With Baghdad and Tehran getting increasingly close, some observers think the raid was an attempt to appease Iran's ayatullahs, who consider MEK members terrorists. "This situation was predictable the day Saddam's regime fell," says Karim Pakzad, a Middle East expert at Paris' Institute of Strategic and International Relations (IRIS). "It's understandable that the Iraqis want to extend their sovereignty to a camp of former militants, whose presence they can no longer stand. But it's also become a humanitarian question: what to do with these people now?"

  


Since the raid, women from the camp have written letters to the U.N. claiming the Iraqi forces threatened them with rape.
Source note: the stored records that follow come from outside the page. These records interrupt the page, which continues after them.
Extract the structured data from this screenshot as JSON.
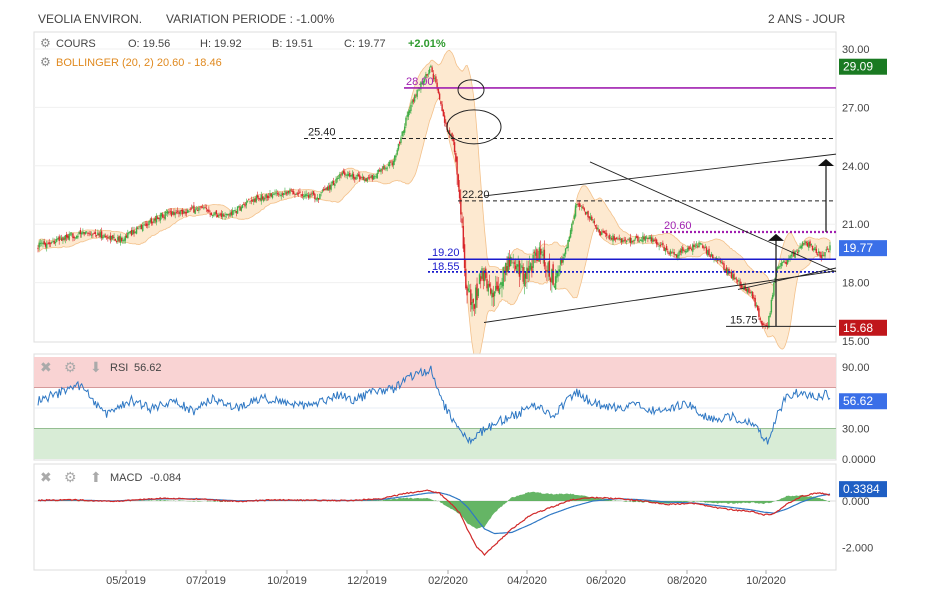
{
  "header": {
    "name": "VEOLIA ENVIRON.",
    "variation": "VARIATION PERIODE : -1.00%",
    "period": "2 ANS - JOUR"
  },
  "legend": {
    "cours_label": "COURS",
    "open": "O: 19.56",
    "high": "H: 19.92",
    "low": "B: 19.51",
    "close": "C: 19.77",
    "change": "+2.01%",
    "bollinger": "BOLLINGER (20, 2) 20.60 - 18.46"
  },
  "colors": {
    "candle_up": "#3fae49",
    "candle_down": "#d8262b",
    "bollinger_fill": "#fde9d0",
    "bollinger_line": "#f3c18b",
    "purple": "#a020b0",
    "blue": "#1a1acc",
    "rsi_line": "#2f78c4",
    "macd_line": "#d02828",
    "signal_line": "#2f78c4",
    "hist": "#4aa84a"
  },
  "price_panel": {
    "y_ticks": [
      "30.00",
      "27.00",
      "24.00",
      "21.00",
      "18.00",
      "15.00"
    ],
    "last_price_tag": "19.77",
    "high_tag": "29.09",
    "low_tag": "15.68",
    "levels": [
      {
        "label": "28.00"
      },
      {
        "label": "25.40"
      },
      {
        "label": "22.20"
      },
      {
        "label": "20.60"
      },
      {
        "label": "19.20"
      },
      {
        "label": "18.55"
      },
      {
        "label": "15.75"
      }
    ]
  },
  "rsi_panel": {
    "title": "RSI",
    "value": "56.62",
    "y_ticks": [
      "90.00",
      "30.00",
      "0.0000"
    ],
    "tag": "56.62"
  },
  "macd_panel": {
    "title": "MACD",
    "value": "-0.084",
    "y_ticks": [
      "0.000",
      "-2.000"
    ],
    "tag": "0.3384"
  },
  "x_ticks": [
    "05/2019",
    "07/2019",
    "10/2019",
    "12/2019",
    "02/2020",
    "04/2020",
    "06/2020",
    "08/2020",
    "10/2020"
  ],
  "chart_data": {
    "type": "line",
    "x": [
      "05/2019",
      "07/2019",
      "10/2019",
      "12/2019",
      "02/2020",
      "04/2020",
      "06/2020",
      "08/2020",
      "10/2020"
    ],
    "series": [],
    "price_anchors": [
      [
        0,
        19.9
      ],
      [
        40,
        20.6
      ],
      [
        65,
        20.2
      ],
      [
        100,
        21.5
      ],
      [
        130,
        21.8
      ],
      [
        150,
        21.4
      ],
      [
        175,
        22.3
      ],
      [
        200,
        22.7
      ],
      [
        225,
        22.4
      ],
      [
        245,
        23.6
      ],
      [
        265,
        23.3
      ],
      [
        285,
        24.2
      ],
      [
        298,
        27.0
      ],
      [
        308,
        28.3
      ],
      [
        315,
        29.0
      ],
      [
        322,
        27.5
      ],
      [
        328,
        25.8
      ],
      [
        333,
        25.3
      ],
      [
        338,
        22.5
      ],
      [
        343,
        18.0
      ],
      [
        348,
        16.6
      ],
      [
        356,
        18.5
      ],
      [
        366,
        17.3
      ],
      [
        378,
        19.2
      ],
      [
        390,
        18.4
      ],
      [
        402,
        19.5
      ],
      [
        414,
        18.0
      ],
      [
        424,
        19.8
      ],
      [
        432,
        22.1
      ],
      [
        440,
        21.5
      ],
      [
        452,
        20.5
      ],
      [
        470,
        20.1
      ],
      [
        490,
        20.3
      ],
      [
        510,
        19.4
      ],
      [
        530,
        20.0
      ],
      [
        545,
        19.1
      ],
      [
        560,
        18.1
      ],
      [
        572,
        17.4
      ],
      [
        580,
        16.0
      ],
      [
        585,
        15.7
      ],
      [
        592,
        18.8
      ],
      [
        600,
        19.1
      ],
      [
        615,
        20.1
      ],
      [
        628,
        19.4
      ],
      [
        635,
        19.8
      ]
    ],
    "rsi_anchors": [
      [
        0,
        57
      ],
      [
        20,
        66
      ],
      [
        35,
        73
      ],
      [
        45,
        55
      ],
      [
        55,
        44
      ],
      [
        75,
        58
      ],
      [
        90,
        49
      ],
      [
        110,
        56
      ],
      [
        125,
        47
      ],
      [
        140,
        59
      ],
      [
        160,
        50
      ],
      [
        180,
        60
      ],
      [
        200,
        55
      ],
      [
        220,
        52
      ],
      [
        240,
        62
      ],
      [
        255,
        58
      ],
      [
        270,
        66
      ],
      [
        285,
        69
      ],
      [
        298,
        80
      ],
      [
        308,
        85
      ],
      [
        315,
        87
      ],
      [
        320,
        70
      ],
      [
        326,
        52
      ],
      [
        332,
        40
      ],
      [
        338,
        33
      ],
      [
        344,
        17
      ],
      [
        350,
        22
      ],
      [
        360,
        30
      ],
      [
        372,
        38
      ],
      [
        385,
        45
      ],
      [
        400,
        52
      ],
      [
        412,
        41
      ],
      [
        424,
        57
      ],
      [
        432,
        65
      ],
      [
        445,
        55
      ],
      [
        460,
        50
      ],
      [
        480,
        52
      ],
      [
        500,
        47
      ],
      [
        520,
        55
      ],
      [
        540,
        38
      ],
      [
        555,
        42
      ],
      [
        570,
        37
      ],
      [
        580,
        25
      ],
      [
        585,
        18
      ],
      [
        592,
        40
      ],
      [
        600,
        62
      ],
      [
        612,
        66
      ],
      [
        625,
        60
      ],
      [
        632,
        64
      ],
      [
        635,
        56
      ]
    ],
    "macd_anchors": [
      [
        0,
        0.03
      ],
      [
        30,
        0.05
      ],
      [
        60,
        -0.02
      ],
      [
        100,
        0.12
      ],
      [
        130,
        0.08
      ],
      [
        160,
        -0.02
      ],
      [
        190,
        0.05
      ],
      [
        220,
        0.03
      ],
      [
        250,
        0.02
      ],
      [
        275,
        0.1
      ],
      [
        295,
        0.33
      ],
      [
        312,
        0.45
      ],
      [
        322,
        0.33
      ],
      [
        330,
        -0.05
      ],
      [
        338,
        -0.5
      ],
      [
        345,
        -1.3
      ],
      [
        352,
        -2.0
      ],
      [
        358,
        -2.3
      ],
      [
        366,
        -1.9
      ],
      [
        380,
        -1.2
      ],
      [
        395,
        -0.6
      ],
      [
        410,
        -0.3
      ],
      [
        428,
        0.05
      ],
      [
        445,
        0.15
      ],
      [
        465,
        0.1
      ],
      [
        485,
        0.0
      ],
      [
        505,
        -0.15
      ],
      [
        525,
        -0.1
      ],
      [
        545,
        -0.3
      ],
      [
        560,
        -0.4
      ],
      [
        572,
        -0.45
      ],
      [
        582,
        -0.6
      ],
      [
        590,
        -0.55
      ],
      [
        600,
        -0.15
      ],
      [
        612,
        0.2
      ],
      [
        625,
        0.35
      ],
      [
        632,
        0.3
      ],
      [
        635,
        0.25
      ]
    ],
    "signal_anchors": [
      [
        0,
        0.02
      ],
      [
        30,
        0.04
      ],
      [
        60,
        0.0
      ],
      [
        100,
        0.09
      ],
      [
        130,
        0.09
      ],
      [
        160,
        0.01
      ],
      [
        190,
        0.03
      ],
      [
        220,
        0.03
      ],
      [
        250,
        0.02
      ],
      [
        275,
        0.06
      ],
      [
        295,
        0.2
      ],
      [
        312,
        0.34
      ],
      [
        322,
        0.36
      ],
      [
        330,
        0.25
      ],
      [
        338,
        0.05
      ],
      [
        345,
        -0.3
      ],
      [
        352,
        -0.8
      ],
      [
        358,
        -1.2
      ],
      [
        366,
        -1.4
      ],
      [
        380,
        -1.35
      ],
      [
        395,
        -1.0
      ],
      [
        410,
        -0.6
      ],
      [
        428,
        -0.25
      ],
      [
        445,
        0.0
      ],
      [
        465,
        0.1
      ],
      [
        485,
        0.05
      ],
      [
        505,
        -0.05
      ],
      [
        525,
        -0.08
      ],
      [
        545,
        -0.2
      ],
      [
        560,
        -0.3
      ],
      [
        572,
        -0.38
      ],
      [
        582,
        -0.48
      ],
      [
        590,
        -0.52
      ],
      [
        600,
        -0.35
      ],
      [
        612,
        -0.05
      ],
      [
        625,
        0.2
      ],
      [
        632,
        0.27
      ],
      [
        635,
        0.3
      ]
    ]
  }
}
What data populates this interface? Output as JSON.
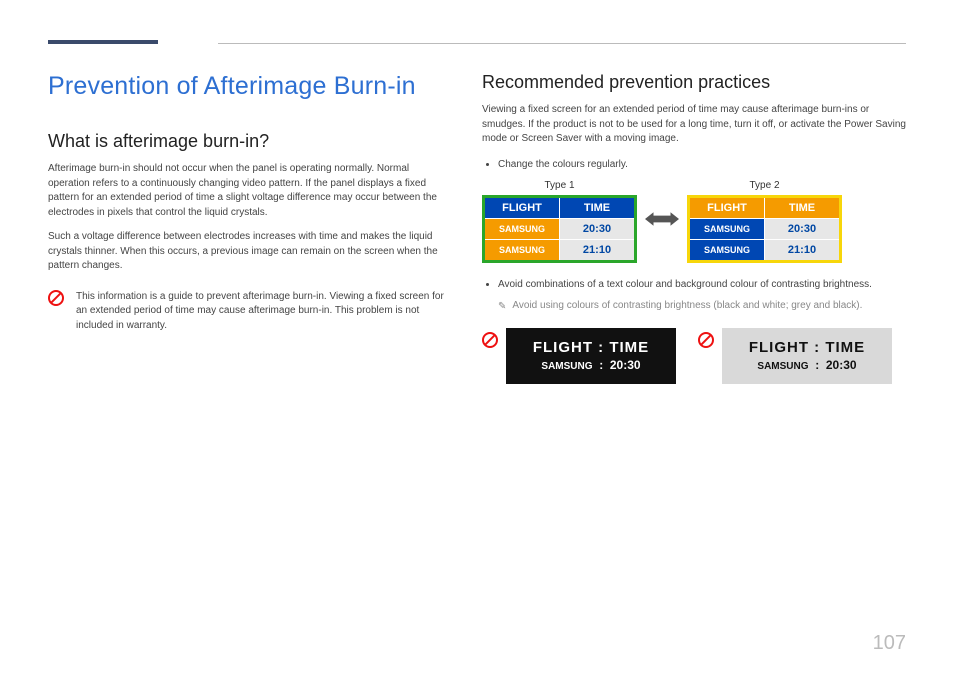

Both Amnesty International and Human Rights Watch have called for an investigation of excessive use of force, while an Iraqi court has ordered the prisoners' release. But the Iraqi government has kept them locked up, saying the violence only broke out after the dissidents refused to let the police establish a base at the camp.

 


Relatives of those living in the camp fear repeat violence, and say the camp's food, water and medical supplies have recently become severely limited. Samer Muscati, a researcher at Human Rights Watch, hopes the bloodshed is not a sign of things to come in Iraq: "Civilians have to be given basic human rights considerations, whether or not they're protected under an agreement."

  


Hunger strikers in Camp Ashraf — along with those starving themselves in sympathy in Washington D.C., London, Berlin, and Ottawa — are demanding that the U.S. take back protective control of the camp. In the long term, they'd like permanent U.N. protection for the dissidents. Several lawmakers and lawyer groups in Britain are voicing their support. On Sept. 9, London-based law firm Finers Stephens Innocent released a legal opinion calling on Iraq to respect the Geneva Convention in protecting the camp dwellers — and insisting the U.S. ensure their safety. (Full disclosure: Finers Stephens Innocent has represented TIME in the past.)

 


Middle East experts say it's unlikely, however, that the U.S. would take back control of the camp. "It would be difficult go backward now that the Iraqi government is recovering sovereignty," says Pakzad of the IRIS. "The best they and other humanitarian-minded nations could do would be to accept [the camp dwellers] as refugees." A small patrol of U.S. troops is still stationed at Camp Ashraf, but video footage of the July raid shows they did not interfere — some even withdrew into an SUV and rolled up their windows as Iranians begged them for help.

  


In London, the protesters say that if one of them dies, others will replace them. "I will continue my hunger strike until my family and friends are protected," says Khalil Abadi, a middle-aged man speaking breathlessly as he hangs on to a podium to address supporters on his 44th day without food. Someone helps him walk slowly back to his cot, and he lies down again, facing the U.S. embassy. Whether or not the strikers continue to go hungry, Camp Ashraf's fate depends on who has more influence on Iraq: the U.S. or Iran. And that's a contest the U.S. would be loath to lose.